Whether you have a bounty in your garden or decided to buy in bulk, using those sweet peppers before they go bad can often be a challenge. Fortunately, sweet peppers are one of the easiest vegetables to freeze, and they retain their bright colors and flavor beautifully with this method. Unlike when freezing other vegetables, it is not necessary to blanch peppers before freezing them. This technique of freezing is simple, taking only 10 minutes to prepare and 1 hour to flash freeze.
It is important to keep in mind, however, that because peppers contain water they won't return to their crispness when thawed. So frozen pepper pieces are ideal for adding to cooked dishes such as stir-fries and stews but not for eating raw.
What You Need

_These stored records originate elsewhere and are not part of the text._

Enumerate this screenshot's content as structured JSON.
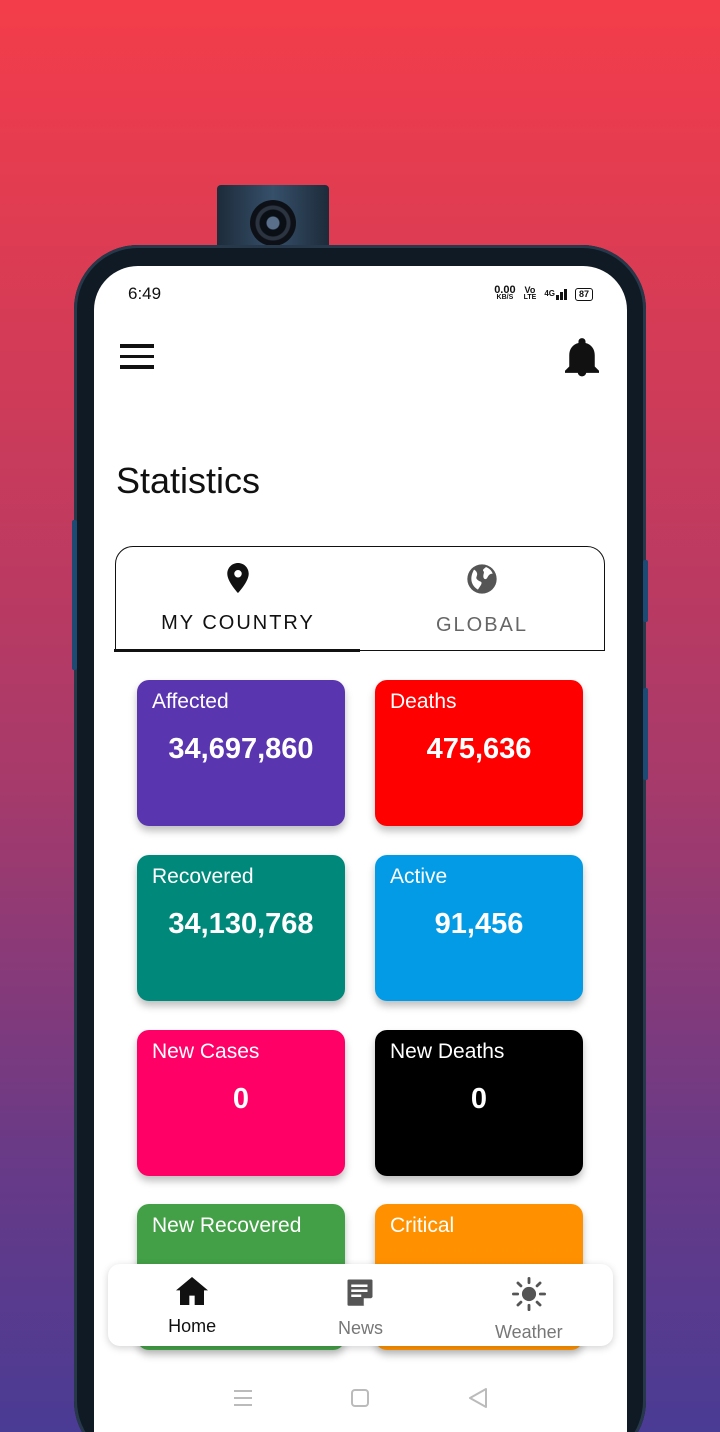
{
  "status_bar": {
    "time": "6:49",
    "net_speed_value": "0.00",
    "net_speed_unit": "KB/S",
    "volte": "Vo",
    "volte_sub": "LTE",
    "signal": "4G",
    "battery": "87"
  },
  "header": {
    "menu_icon": "hamburger-menu-icon",
    "bell_icon": "bell-icon"
  },
  "page": {
    "title": "Statistics"
  },
  "tabs": [
    {
      "label": "MY COUNTRY",
      "icon": "location-pin-icon",
      "active": true
    },
    {
      "label": "GLOBAL",
      "icon": "globe-icon",
      "active": false
    }
  ],
  "stats": [
    {
      "title": "Affected",
      "value": "34,697,860",
      "color": "#5a35b0"
    },
    {
      "title": "Deaths",
      "value": "475,636",
      "color": "#ff0000"
    },
    {
      "title": "Recovered",
      "value": "34,130,768",
      "color": "#00897b"
    },
    {
      "title": "Active",
      "value": "91,456",
      "color": "#039be5"
    },
    {
      "title": "New Cases",
      "value": "0",
      "color": "#ff0066"
    },
    {
      "title": "New Deaths",
      "value": "0",
      "color": "#000000"
    },
    {
      "title": "New Recovered",
      "value": "",
      "color": "#43a047"
    },
    {
      "title": "Critical",
      "value": "",
      "color": "#ff9100"
    }
  ],
  "bottom_nav": [
    {
      "label": "Home",
      "icon": "home-icon",
      "active": true
    },
    {
      "label": "News",
      "icon": "news-icon",
      "active": false
    },
    {
      "label": "Weather",
      "icon": "sun-icon",
      "active": false
    }
  ]
}
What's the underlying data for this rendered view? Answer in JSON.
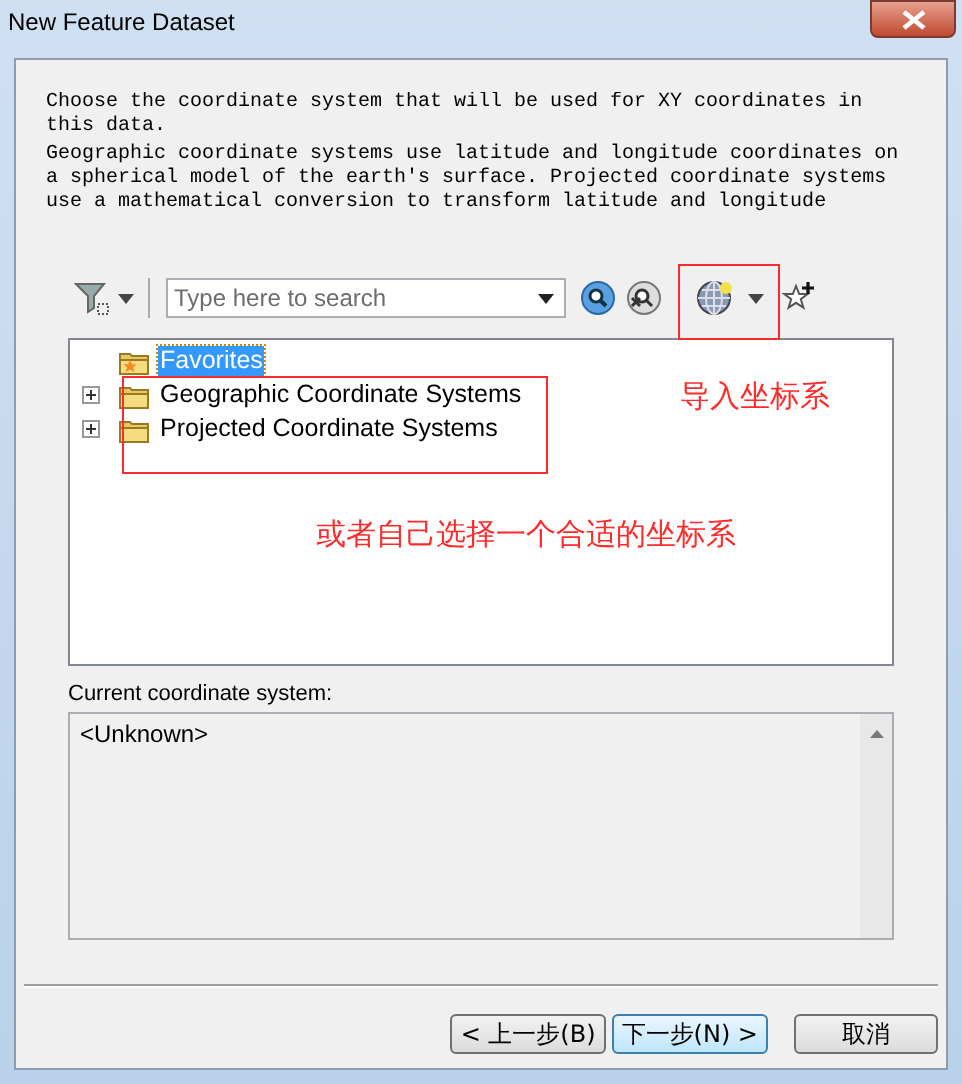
{
  "window": {
    "title": "New Feature Dataset"
  },
  "description": [
    "Choose the coordinate system that will be used for XY coordinates in this data.",
    "Geographic coordinate systems use latitude and longitude coordinates on a spherical model of the earth's surface. Projected coordinate systems use a mathematical conversion to transform latitude and longitude"
  ],
  "search": {
    "placeholder": "Type here to search"
  },
  "tree": [
    {
      "label": "Favorites",
      "kind": "favorites",
      "selected": true,
      "expandable": false
    },
    {
      "label": "Geographic Coordinate Systems",
      "kind": "folder",
      "selected": false,
      "expandable": true
    },
    {
      "label": "Projected Coordinate Systems",
      "kind": "folder",
      "selected": false,
      "expandable": true
    }
  ],
  "current_system": {
    "label": "Current coordinate system:",
    "value": "<Unknown>"
  },
  "buttons": [
    {
      "label": "< 上一步(B)",
      "default": false
    },
    {
      "label": "下一步(N) >",
      "default": true
    },
    {
      "label": "取消",
      "default": false
    }
  ],
  "annotations": [
    {
      "text": "导入坐标系",
      "kind": "import"
    },
    {
      "text": "或者自己选择一个合适的坐标系",
      "kind": "choose"
    }
  ]
}
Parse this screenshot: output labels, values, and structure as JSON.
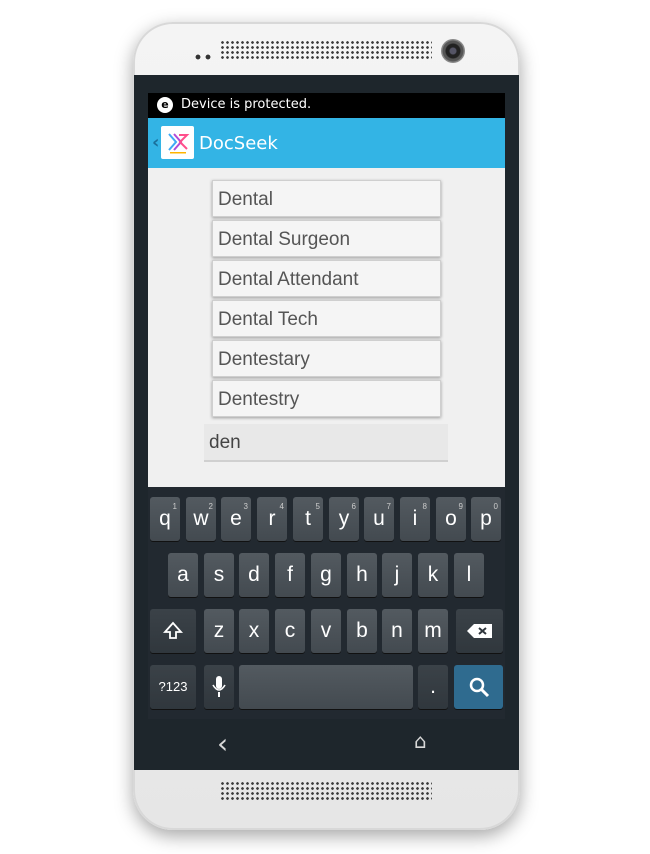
{
  "status_bar": {
    "icon": "e",
    "text": "Device is protected."
  },
  "action_bar": {
    "title": "DocSeek",
    "logo_icon": "docseek-logo-icon"
  },
  "suggestions": [
    "Dental",
    "Dental Surgeon",
    "Dental Attendant",
    "Dental Tech",
    "Dentestary",
    "Dentestry"
  ],
  "search": {
    "value": "den"
  },
  "keyboard": {
    "row1": [
      {
        "k": "q",
        "n": "1"
      },
      {
        "k": "w",
        "n": "2"
      },
      {
        "k": "e",
        "n": "3"
      },
      {
        "k": "r",
        "n": "4"
      },
      {
        "k": "t",
        "n": "5"
      },
      {
        "k": "y",
        "n": "6"
      },
      {
        "k": "u",
        "n": "7"
      },
      {
        "k": "i",
        "n": "8"
      },
      {
        "k": "o",
        "n": "9"
      },
      {
        "k": "p",
        "n": "0"
      }
    ],
    "row2": [
      "a",
      "s",
      "d",
      "f",
      "g",
      "h",
      "j",
      "k",
      "l"
    ],
    "row3": [
      "z",
      "x",
      "c",
      "v",
      "b",
      "n",
      "m"
    ],
    "symbols_label": "?123",
    "period_label": "."
  },
  "colors": {
    "action_bar": "#33b4e5",
    "keyboard": "#222930",
    "search_key": "#2f6b8f"
  }
}
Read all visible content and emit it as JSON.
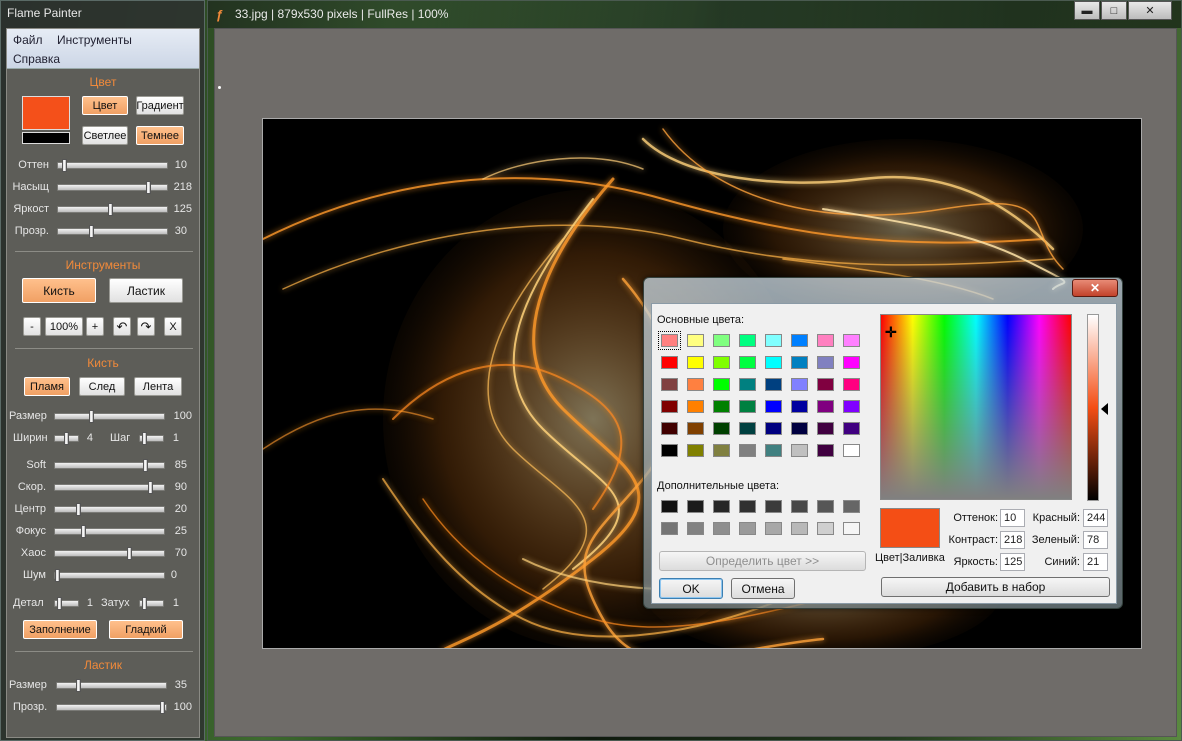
{
  "panel": {
    "title": "Flame Painter",
    "menu": [
      "Файл",
      "Инструменты",
      "Справка"
    ],
    "color_section": {
      "heading": "Цвет",
      "swatch_main": "#f4501a",
      "swatch_secondary": "#000000",
      "btn_color": "Цвет",
      "btn_gradient": "Градиент",
      "btn_lighter": "Светлее",
      "btn_darker": "Темнее",
      "sliders": [
        {
          "label": "Оттен",
          "value": "10",
          "frac": 0.04
        },
        {
          "label": "Насыщ",
          "value": "218",
          "frac": 0.85
        },
        {
          "label": "Яркост",
          "value": "125",
          "frac": 0.49
        },
        {
          "label": "Прозр.",
          "value": "30",
          "frac": 0.3
        }
      ]
    },
    "tools_section": {
      "heading": "Инструменты",
      "btn_brush": "Кисть",
      "btn_eraser": "Ластик",
      "zoom_minus": "-",
      "zoom_value": "100%",
      "zoom_plus": "+",
      "undo_icon": "↶",
      "redo_icon": "↷",
      "clear": "X"
    },
    "brush_section": {
      "heading": "Кисть",
      "btn_flame": "Пламя",
      "btn_trail": "След",
      "btn_ribbon": "Лента",
      "size": {
        "label": "Размер",
        "value": "100",
        "frac": 0.33
      },
      "width": {
        "label": "Ширин",
        "value": "4",
        "frac": 0.5
      },
      "step": {
        "label": "Шаг",
        "value": "1",
        "frac": 0.1
      },
      "sliders": [
        {
          "label": "Soft",
          "value": "85",
          "frac": 0.85
        },
        {
          "label": "Скор.",
          "value": "90",
          "frac": 0.9
        },
        {
          "label": "Центр",
          "value": "20",
          "frac": 0.2
        },
        {
          "label": "Фокус",
          "value": "25",
          "frac": 0.25
        },
        {
          "label": "Хаос",
          "value": "70",
          "frac": 0.7
        },
        {
          "label": "Шум",
          "value": "0",
          "frac": 0.0
        }
      ],
      "detail": {
        "label": "Детал",
        "value": "1",
        "frac": 0.1
      },
      "fade": {
        "label": "Затух",
        "value": "1",
        "frac": 0.1
      },
      "btn_fill": "Заполнение",
      "btn_smooth": "Гладкий"
    },
    "eraser_section": {
      "heading": "Ластик",
      "sliders": [
        {
          "label": "Размер",
          "value": "35",
          "frac": 0.18
        },
        {
          "label": "Прозр.",
          "value": "100",
          "frac": 1.0
        }
      ]
    }
  },
  "main": {
    "title": "33.jpg | 879x530 pixels | FullRes | 100%",
    "logo_icon": "flame-logo-icon",
    "win_minimize": "▬",
    "win_maximize": "□",
    "win_close": "✕"
  },
  "dialog": {
    "close": "✕",
    "basic_label": "Основные цвета:",
    "basic_colors": [
      [
        "#ff8080",
        "#ffff80",
        "#80ff80",
        "#00ff80",
        "#80ffff",
        "#0080ff",
        "#ff80c0",
        "#ff80ff"
      ],
      [
        "#ff0000",
        "#ffff00",
        "#80ff00",
        "#00ff40",
        "#00ffff",
        "#0080c0",
        "#8080c0",
        "#ff00ff"
      ],
      [
        "#804040",
        "#ff8040",
        "#00ff00",
        "#008080",
        "#004080",
        "#8080ff",
        "#800040",
        "#ff0080"
      ],
      [
        "#800000",
        "#ff8000",
        "#008000",
        "#008040",
        "#0000ff",
        "#0000a0",
        "#800080",
        "#8000ff"
      ],
      [
        "#400000",
        "#804000",
        "#004000",
        "#004040",
        "#000080",
        "#000040",
        "#400040",
        "#400080"
      ],
      [
        "#000000",
        "#808000",
        "#808040",
        "#808080",
        "#408080",
        "#c0c0c0",
        "#400040",
        "#ffffff"
      ]
    ],
    "custom_label": "Дополнительные цвета:",
    "custom_colors": [
      [
        "#111111",
        "#1c1c1c",
        "#262626",
        "#303030",
        "#3b3b3b",
        "#474747",
        "#565656",
        "#666666"
      ],
      [
        "#757575",
        "#828282",
        "#8e8e8e",
        "#9a9a9a",
        "#a8a8a8",
        "#b8b8b8",
        "#cfcfcf",
        "#f5f5f5"
      ]
    ],
    "define_btn": "Определить цвет >>",
    "ok_btn": "OK",
    "cancel_btn": "Отмена",
    "preview_color": "#f44e15",
    "preview_label": "Цвет|Заливка",
    "hue_label": "Оттенок:",
    "hue_value": "10",
    "sat_label": "Контраст:",
    "sat_value": "218",
    "lum_label": "Яркость:",
    "lum_value": "125",
    "red_label": "Красный:",
    "red_value": "244",
    "green_label": "Зеленый:",
    "green_value": "78",
    "blue_label": "Синий:",
    "blue_value": "21",
    "add_btn": "Добавить в набор",
    "luminance_level": 0.49
  }
}
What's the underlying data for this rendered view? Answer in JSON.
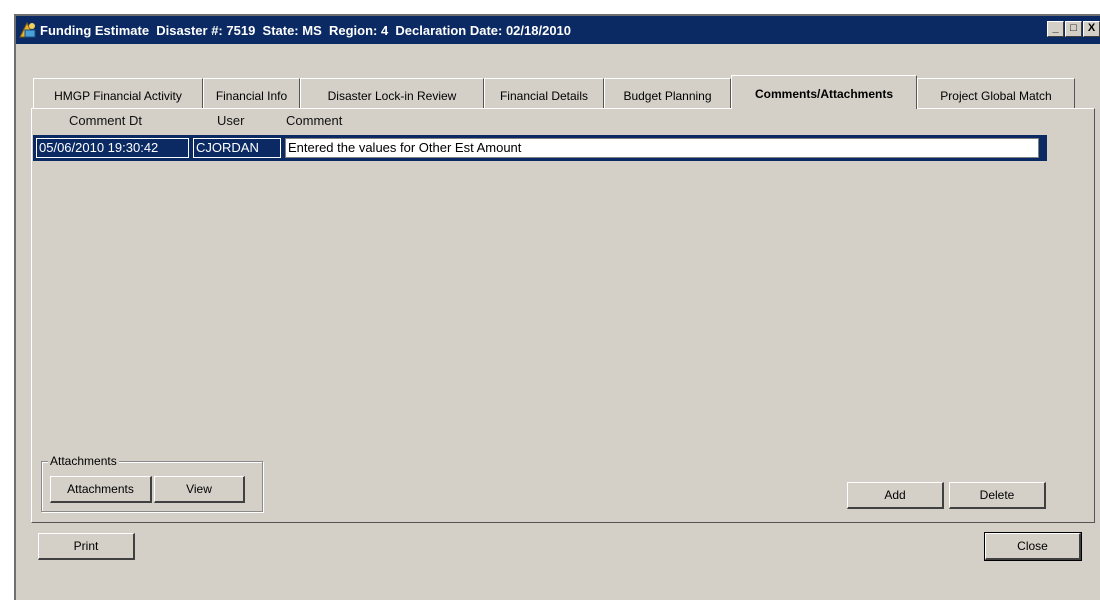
{
  "window": {
    "title": "Funding Estimate  Disaster #: 7519  State: MS  Region: 4  Declaration Date: 02/18/2010",
    "controls": [
      "_",
      "□",
      "X"
    ]
  },
  "tabs": [
    {
      "label": "HMGP Financial Activity",
      "active": false
    },
    {
      "label": "Financial Info",
      "active": false
    },
    {
      "label": "Disaster Lock-in Review",
      "active": false
    },
    {
      "label": "Financial Details",
      "active": false
    },
    {
      "label": "Budget Planning",
      "active": false
    },
    {
      "label": "Comments/Attachments",
      "active": true
    },
    {
      "label": "Project Global Match",
      "active": false
    }
  ],
  "grid": {
    "columns": [
      "Comment Dt",
      "User",
      "Comment"
    ],
    "rows": [
      {
        "date": "05/06/2010 19:30:42",
        "user": "CJORDAN",
        "comment": "Entered the values for Other Est Amount"
      }
    ]
  },
  "attachments_group": {
    "label": "Attachments",
    "attachments_button": "Attachments",
    "view_button": "View"
  },
  "actions": {
    "add": "Add",
    "delete": "Delete",
    "print": "Print",
    "close": "Close"
  },
  "colors": {
    "titlebar": "#0b2a64",
    "selection": "#0b2a64",
    "face": "#d4d0c8"
  }
}
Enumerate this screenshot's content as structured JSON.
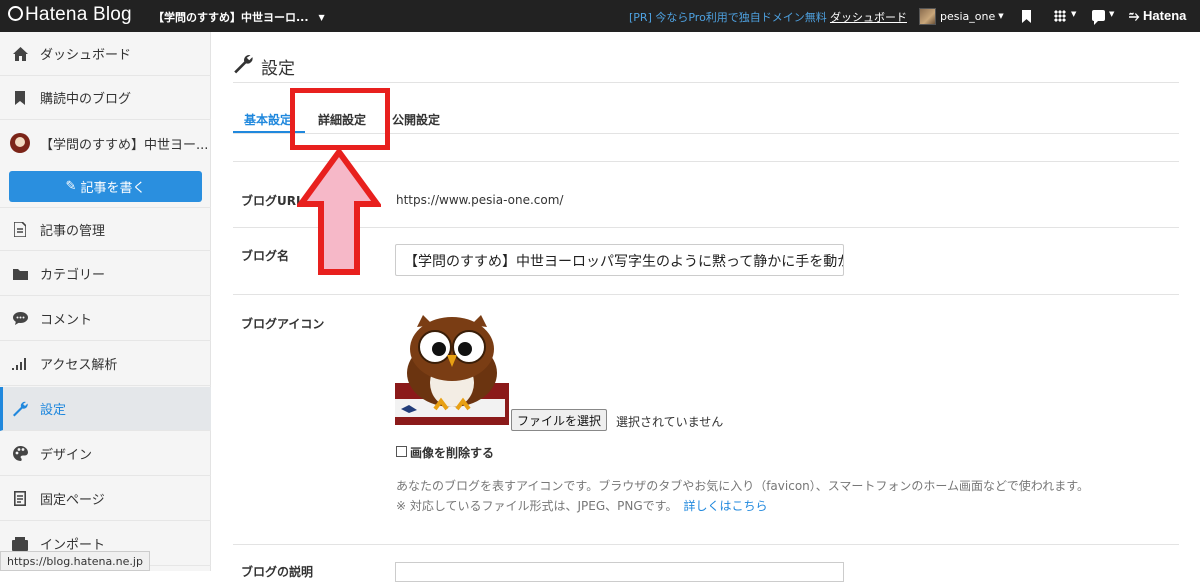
{
  "topbar": {
    "logo": "Hatena Blog",
    "blog_selector": "【学問のすすめ】中世ヨーロ...",
    "pr_link": "[PR] 今ならPro利用で独自ドメイン無料",
    "dashboard_link": "ダッシュボード",
    "username": "pesia_one",
    "hatena_label": "Hatena"
  },
  "sidebar": {
    "items": [
      {
        "label": "ダッシュボード",
        "icon": "home-icon"
      },
      {
        "label": "購読中のブログ",
        "icon": "bookmark-icon"
      },
      {
        "label": "【学問のすすめ】中世ヨー...",
        "icon": "blog-avatar-icon"
      },
      {
        "label": "記事の管理",
        "icon": "document-icon"
      },
      {
        "label": "カテゴリー",
        "icon": "folder-icon"
      },
      {
        "label": "コメント",
        "icon": "comment-icon"
      },
      {
        "label": "アクセス解析",
        "icon": "signal-icon"
      },
      {
        "label": "設定",
        "icon": "wrench-icon"
      },
      {
        "label": "デザイン",
        "icon": "palette-icon"
      },
      {
        "label": "固定ページ",
        "icon": "page-icon"
      },
      {
        "label": "インポート",
        "icon": "import-icon"
      }
    ],
    "write_button": "記事を書く"
  },
  "status_url": "https://blog.hatena.ne.jp",
  "main": {
    "title": "設定",
    "tabs": [
      {
        "label": "基本設定",
        "active": true
      },
      {
        "label": "詳細設定",
        "active": false
      },
      {
        "label": "公開設定",
        "active": false
      }
    ],
    "fields": {
      "url_label": "ブログURL",
      "url_value": "https://www.pesia-one.com/",
      "name_label": "ブログ名",
      "name_value": "【学問のすすめ】中世ヨーロッパ写字生のように黙って静かに手を動か",
      "icon_label": "ブログアイコン",
      "file_button": "ファイルを選択",
      "file_status": "選択されていません",
      "delete_checkbox": "画像を削除する",
      "help_text_1": "あなたのブログを表すアイコンです。ブラウザのタブやお気に入り（favicon）、スマートフォンのホーム画面などで使われます。",
      "help_text_2": "※ 対応しているファイル形式は、JPEG、PNGです。",
      "help_link": "詳しくはこちら",
      "desc_label": "ブログの説明"
    }
  },
  "colors": {
    "accent": "#2088dd",
    "annotation": "#e8201e",
    "arrow_fill": "#f6b8c8"
  }
}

You don't need much besides the sweet peppers--such as bell or roasting peppers--to follow this freezing method. For a quick process, make sure you have a sharp knife, cutting board, baking sheet and freezer bags or airtight containers on hand.
Steps for Freezing
Remove the stems, seeds and whitish inner membranes from the peppers.
Cut the peppers according to your cooking style--if you usually make recipes that call for chopped peppers, cut them into approximately 1/2-inch pieces. Or slice them if pepper strips (like for stir-fries) are more commonly on the ingredient list. Or do a little of both. This way, they are ready to use when you take them out of the freezer.
Spread the cut peppers in a single layer on a baking sheet. Freeze for 1 hour. This step (called flash freezing) ensures that the pieces remain loose rather than clumping together, and makes it possible for you to scoop out just what you need later on.
Transfer the frozen pepper pieces to freezer bags or airtight containers. Label the bags or containers with the date (and variety of pepper if you like).
The peppers will keep for up to a year, but their quality is best if used within 6 months.
Tips for Using
Because peppers retain water when frozen, it is best to use frozen peppers in cooked dishes--they will become somewhat limp and soggy when thawed and therefore are not ideal for salads or crudites. For most recipes, like soups, sauces, and stir-fries, it is unnecessary to thaw the pepper pieces before cooking them.